_What is being asked_
Leave out the pictures and copy each record below exactly.

Dataset rows describing interfaces
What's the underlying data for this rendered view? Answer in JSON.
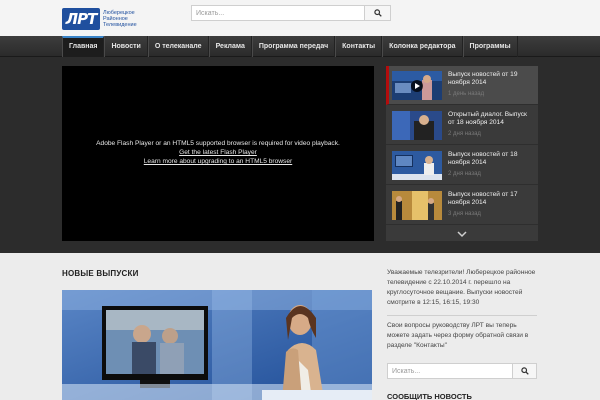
{
  "header": {
    "logo_mark": "ЛРТ",
    "logo_text": [
      "Люберецкое",
      "Районное",
      "Телевидение"
    ],
    "search_placeholder": "Искать..."
  },
  "nav": {
    "items": [
      "Главная",
      "Новости",
      "О телеканале",
      "Реклама",
      "Программа передач",
      "Контакты",
      "Колонка редактора",
      "Программы"
    ],
    "active_index": 0
  },
  "player": {
    "message": "Adobe Flash Player or an HTML5 supported browser is required for video playback.",
    "link1": "Get the latest Flash Player",
    "link2": "Learn more about upgrading to an HTML5 browser"
  },
  "playlist": {
    "items": [
      {
        "title": "Выпуск новостей от 19 ноября 2014",
        "date": "1 день назад"
      },
      {
        "title": "Открытый диалог. Выпуск от 18 ноября 2014",
        "date": "2 дня назад"
      },
      {
        "title": "Выпуск новостей от 18 ноября 2014",
        "date": "2 дня назад"
      },
      {
        "title": "Выпуск новостей от 17 ноября 2014",
        "date": "3 дня назад"
      }
    ]
  },
  "main": {
    "section_title": "НОВЫЕ ВЫПУСКИ"
  },
  "sidebar": {
    "notice": "Уважаемые телезрители! Люберецкое районное телевидение с 22.10.2014 г. перешло на круглосуточное вещание. Выпуски новостей смотрите в 12:15, 16:15, 19:30",
    "contact_note": "Свои вопросы руководству ЛРТ вы теперь можете задать через форму обратной связи в разделе \"Контакты\"",
    "search_placeholder": "Искать...",
    "heading": "СООБЩИТЬ НОВОСТЬ"
  },
  "colors": {
    "brand_blue": "#1f4f9e",
    "nav_active_accent": "#3a84c8",
    "playlist_active_accent": "#b40d0d"
  }
}
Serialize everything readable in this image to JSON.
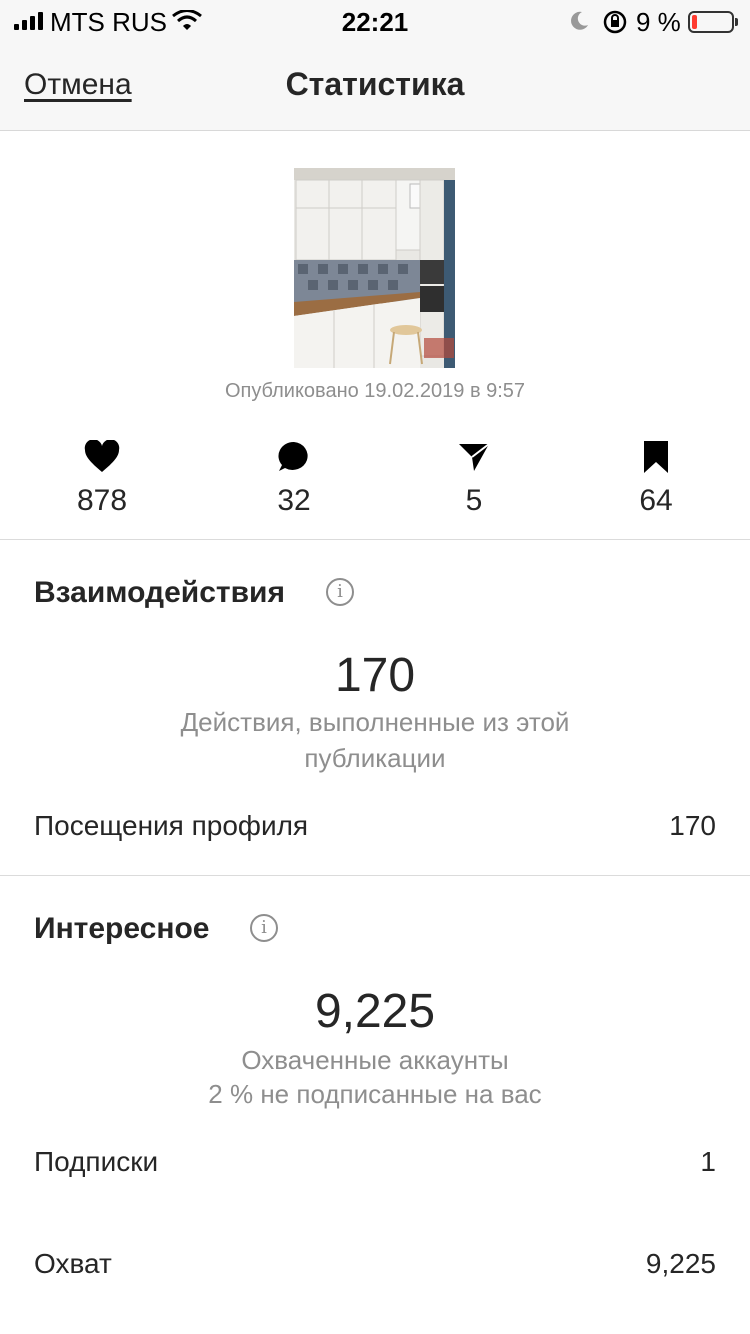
{
  "status": {
    "carrier": "MTS RUS",
    "time": "22:21",
    "battery": "9 %",
    "battery_level": 0.09
  },
  "nav": {
    "cancel": "Отмена",
    "title": "Статистика"
  },
  "post": {
    "published": "Опубликовано 19.02.2019 в 9:57"
  },
  "counters": [
    {
      "icon": "heart-icon",
      "value": "878"
    },
    {
      "icon": "comment-icon",
      "value": "32"
    },
    {
      "icon": "share-icon",
      "value": "5"
    },
    {
      "icon": "bookmark-icon",
      "value": "64"
    }
  ],
  "interactions": {
    "title": "Взаимодействия",
    "total": "170",
    "caption": "Действия, выполненные из этой публикации",
    "rows": [
      {
        "label": "Посещения профиля",
        "value": "170"
      }
    ]
  },
  "discovery": {
    "title": "Интересное",
    "total": "9,225",
    "caption_line1": "Охваченные аккаунты",
    "caption_line2": "2 % не подписанные на вас",
    "rows": [
      {
        "label": "Подписки",
        "value": "1"
      },
      {
        "label": "Охват",
        "value": "9,225"
      }
    ]
  },
  "colors": {
    "text": "#262626",
    "secondary": "#8e8e8e",
    "bar_bg": "#f7f7f7",
    "battery_low": "#ff3b30"
  }
}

_Task response_
What's the underlying data for this rendered view? Answer in JSON.
{
  "header": {
    "logo_mark": "ЛРТ",
    "logo_text": [
      "Люберецкое",
      "Районное",
      "Телевидение"
    ],
    "search_placeholder": "Искать..."
  },
  "nav": {
    "items": [
      "Главная",
      "Новости",
      "О телеканале",
      "Реклама",
      "Программа передач",
      "Контакты",
      "Колонка редактора",
      "Программы"
    ],
    "active_index": 0
  },
  "player": {
    "message": "Adobe Flash Player or an HTML5 supported browser is required for video playback.",
    "link1": "Get the latest Flash Player",
    "link2": "Learn more about upgrading to an HTML5 browser"
  },
  "playlist": {
    "items": [
      {
        "title": "Выпуск новостей от 19 ноября 2014",
        "date": "1 день назад"
      },
      {
        "title": "Открытый диалог. Выпуск от 18 ноября 2014",
        "date": "2 дня назад"
      },
      {
        "title": "Выпуск новостей от 18 ноября 2014",
        "date": "2 дня назад"
      },
      {
        "title": "Выпуск новостей от 17 ноября 2014",
        "date": "3 дня назад"
      }
    ]
  },
  "main": {
    "section_title": "НОВЫЕ ВЫПУСКИ"
  },
  "sidebar": {
    "notice": "Уважаемые телезрители! Люберецкое районное телевидение с 22.10.2014 г. перешло на круглосуточное вещание. Выпуски новостей смотрите в 12:15, 16:15, 19:30",
    "contact_note": "Свои вопросы руководству ЛРТ вы теперь можете задать через форму обратной связи в разделе \"Контакты\"",
    "search_placeholder": "Искать...",
    "heading": "СООБЩИТЬ НОВОСТЬ"
  },
  "colors": {
    "brand_blue": "#1f4f9e",
    "nav_active_accent": "#3a84c8",
    "playlist_active_accent": "#b40d0d"
  }
}
Serialize everything readable in this image to JSON.
{
  "status": {
    "carrier": "MTS RUS",
    "time": "22:21",
    "battery": "9 %",
    "battery_level": 0.09
  },
  "nav": {
    "cancel": "Отмена",
    "title": "Статистика"
  },
  "post": {
    "published": "Опубликовано 19.02.2019 в 9:57"
  },
  "counters": [
    {
      "icon": "heart-icon",
      "value": "878"
    },
    {
      "icon": "comment-icon",
      "value": "32"
    },
    {
      "icon": "share-icon",
      "value": "5"
    },
    {
      "icon": "bookmark-icon",
      "value": "64"
    }
  ],
  "interactions": {
    "title": "Взаимодействия",
    "total": "170",
    "caption": "Действия, выполненные из этой публикации",
    "rows": [
      {
        "label": "Посещения профиля",
        "value": "170"
      }
    ]
  },
  "discovery": {
    "title": "Интересное",
    "total": "9,225",
    "caption_line1": "Охваченные аккаунты",
    "caption_line2": "2 % не подписанные на вас",
    "rows": [
      {
        "label": "Подписки",
        "value": "1"
      },
      {
        "label": "Охват",
        "value": "9,225"
      }
    ]
  },
  "colors": {
    "text": "#262626",
    "secondary": "#8e8e8e",
    "bar_bg": "#f7f7f7",
    "battery_low": "#ff3b30"
  }
}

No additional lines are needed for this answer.